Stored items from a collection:
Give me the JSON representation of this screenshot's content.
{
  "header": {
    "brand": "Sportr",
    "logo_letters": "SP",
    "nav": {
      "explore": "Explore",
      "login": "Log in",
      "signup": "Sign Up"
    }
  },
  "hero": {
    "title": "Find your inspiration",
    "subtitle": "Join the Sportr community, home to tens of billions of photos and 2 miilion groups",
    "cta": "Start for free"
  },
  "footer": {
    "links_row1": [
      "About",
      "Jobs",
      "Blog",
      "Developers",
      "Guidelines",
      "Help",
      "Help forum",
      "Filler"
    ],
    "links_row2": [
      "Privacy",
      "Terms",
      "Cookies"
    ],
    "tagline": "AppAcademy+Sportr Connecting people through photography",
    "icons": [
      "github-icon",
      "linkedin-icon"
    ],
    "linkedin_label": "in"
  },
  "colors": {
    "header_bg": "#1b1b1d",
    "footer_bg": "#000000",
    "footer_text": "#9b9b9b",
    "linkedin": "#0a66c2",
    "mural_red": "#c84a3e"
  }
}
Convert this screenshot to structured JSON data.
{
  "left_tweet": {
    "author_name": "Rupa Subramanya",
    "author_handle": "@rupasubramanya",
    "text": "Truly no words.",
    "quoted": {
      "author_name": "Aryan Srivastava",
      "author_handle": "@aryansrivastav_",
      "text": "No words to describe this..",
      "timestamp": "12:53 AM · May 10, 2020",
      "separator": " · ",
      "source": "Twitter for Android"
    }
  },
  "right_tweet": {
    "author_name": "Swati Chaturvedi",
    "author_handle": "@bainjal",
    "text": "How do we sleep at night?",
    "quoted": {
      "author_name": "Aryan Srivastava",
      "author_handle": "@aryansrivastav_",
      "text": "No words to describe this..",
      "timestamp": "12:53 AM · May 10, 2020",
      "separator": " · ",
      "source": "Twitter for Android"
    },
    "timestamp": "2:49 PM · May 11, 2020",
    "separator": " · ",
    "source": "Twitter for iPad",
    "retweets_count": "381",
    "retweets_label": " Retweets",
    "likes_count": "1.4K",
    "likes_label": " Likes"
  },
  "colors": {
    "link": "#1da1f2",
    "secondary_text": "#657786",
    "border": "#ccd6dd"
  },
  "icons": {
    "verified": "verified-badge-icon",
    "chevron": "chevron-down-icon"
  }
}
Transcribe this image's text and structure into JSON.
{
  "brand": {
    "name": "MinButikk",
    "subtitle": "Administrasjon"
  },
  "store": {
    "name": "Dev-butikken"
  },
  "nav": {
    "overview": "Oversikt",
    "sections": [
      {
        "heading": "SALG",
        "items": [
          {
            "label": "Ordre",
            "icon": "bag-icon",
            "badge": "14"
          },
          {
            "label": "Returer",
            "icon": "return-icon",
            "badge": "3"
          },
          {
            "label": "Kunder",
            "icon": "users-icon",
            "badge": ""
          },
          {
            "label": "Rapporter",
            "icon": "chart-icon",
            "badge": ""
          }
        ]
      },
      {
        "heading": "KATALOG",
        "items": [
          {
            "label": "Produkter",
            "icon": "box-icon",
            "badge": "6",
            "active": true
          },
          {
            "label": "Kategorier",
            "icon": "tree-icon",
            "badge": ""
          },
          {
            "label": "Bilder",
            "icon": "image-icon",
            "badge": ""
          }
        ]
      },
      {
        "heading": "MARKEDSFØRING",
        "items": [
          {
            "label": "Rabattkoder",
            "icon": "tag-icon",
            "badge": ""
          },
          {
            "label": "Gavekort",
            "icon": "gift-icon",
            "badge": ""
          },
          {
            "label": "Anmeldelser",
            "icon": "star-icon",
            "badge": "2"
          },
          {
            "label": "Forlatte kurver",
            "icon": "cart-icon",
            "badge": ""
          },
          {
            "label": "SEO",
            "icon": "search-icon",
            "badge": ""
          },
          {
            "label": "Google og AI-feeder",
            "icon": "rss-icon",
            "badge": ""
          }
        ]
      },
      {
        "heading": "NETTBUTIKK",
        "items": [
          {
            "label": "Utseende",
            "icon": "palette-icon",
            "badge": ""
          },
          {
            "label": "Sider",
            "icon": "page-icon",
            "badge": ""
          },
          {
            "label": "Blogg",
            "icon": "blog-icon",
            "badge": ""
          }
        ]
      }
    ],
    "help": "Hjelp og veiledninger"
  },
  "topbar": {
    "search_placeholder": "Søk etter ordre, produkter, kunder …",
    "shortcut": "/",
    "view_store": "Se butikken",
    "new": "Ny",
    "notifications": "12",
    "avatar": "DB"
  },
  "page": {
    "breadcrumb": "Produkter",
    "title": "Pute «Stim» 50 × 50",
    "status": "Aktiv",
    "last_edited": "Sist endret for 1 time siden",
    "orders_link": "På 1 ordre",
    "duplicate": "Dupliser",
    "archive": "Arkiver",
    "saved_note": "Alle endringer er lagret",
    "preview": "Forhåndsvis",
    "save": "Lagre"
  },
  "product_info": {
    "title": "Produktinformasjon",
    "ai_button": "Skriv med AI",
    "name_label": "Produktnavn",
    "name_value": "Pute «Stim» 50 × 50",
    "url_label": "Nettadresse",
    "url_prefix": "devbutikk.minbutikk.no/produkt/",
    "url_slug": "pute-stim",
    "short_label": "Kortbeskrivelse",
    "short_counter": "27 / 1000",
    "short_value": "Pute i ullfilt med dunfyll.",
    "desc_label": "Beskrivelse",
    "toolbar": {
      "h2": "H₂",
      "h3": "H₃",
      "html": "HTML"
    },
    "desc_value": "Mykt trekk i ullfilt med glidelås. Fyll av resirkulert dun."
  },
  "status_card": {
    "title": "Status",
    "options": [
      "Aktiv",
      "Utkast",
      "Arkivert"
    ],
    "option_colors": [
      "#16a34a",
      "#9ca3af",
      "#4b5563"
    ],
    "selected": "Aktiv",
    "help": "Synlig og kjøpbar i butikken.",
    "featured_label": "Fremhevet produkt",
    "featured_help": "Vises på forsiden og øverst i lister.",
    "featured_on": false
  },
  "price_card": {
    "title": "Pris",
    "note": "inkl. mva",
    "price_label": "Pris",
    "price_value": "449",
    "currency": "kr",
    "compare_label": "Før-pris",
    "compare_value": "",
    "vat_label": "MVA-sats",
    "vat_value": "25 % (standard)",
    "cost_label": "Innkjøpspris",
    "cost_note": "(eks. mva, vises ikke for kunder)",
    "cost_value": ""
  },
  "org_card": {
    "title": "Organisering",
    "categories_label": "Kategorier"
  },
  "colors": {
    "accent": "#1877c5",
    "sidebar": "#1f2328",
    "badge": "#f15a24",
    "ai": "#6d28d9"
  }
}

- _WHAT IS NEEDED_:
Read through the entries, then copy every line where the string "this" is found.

- _RESPONSE AREA_:
Give me the JSON representation of this screenshot's content.
Convert this screenshot to structured JSON data.
      "text": "No words to describe this..",
      "text": "No words to describe this..",
Transcribe this image's text and structure into JSON.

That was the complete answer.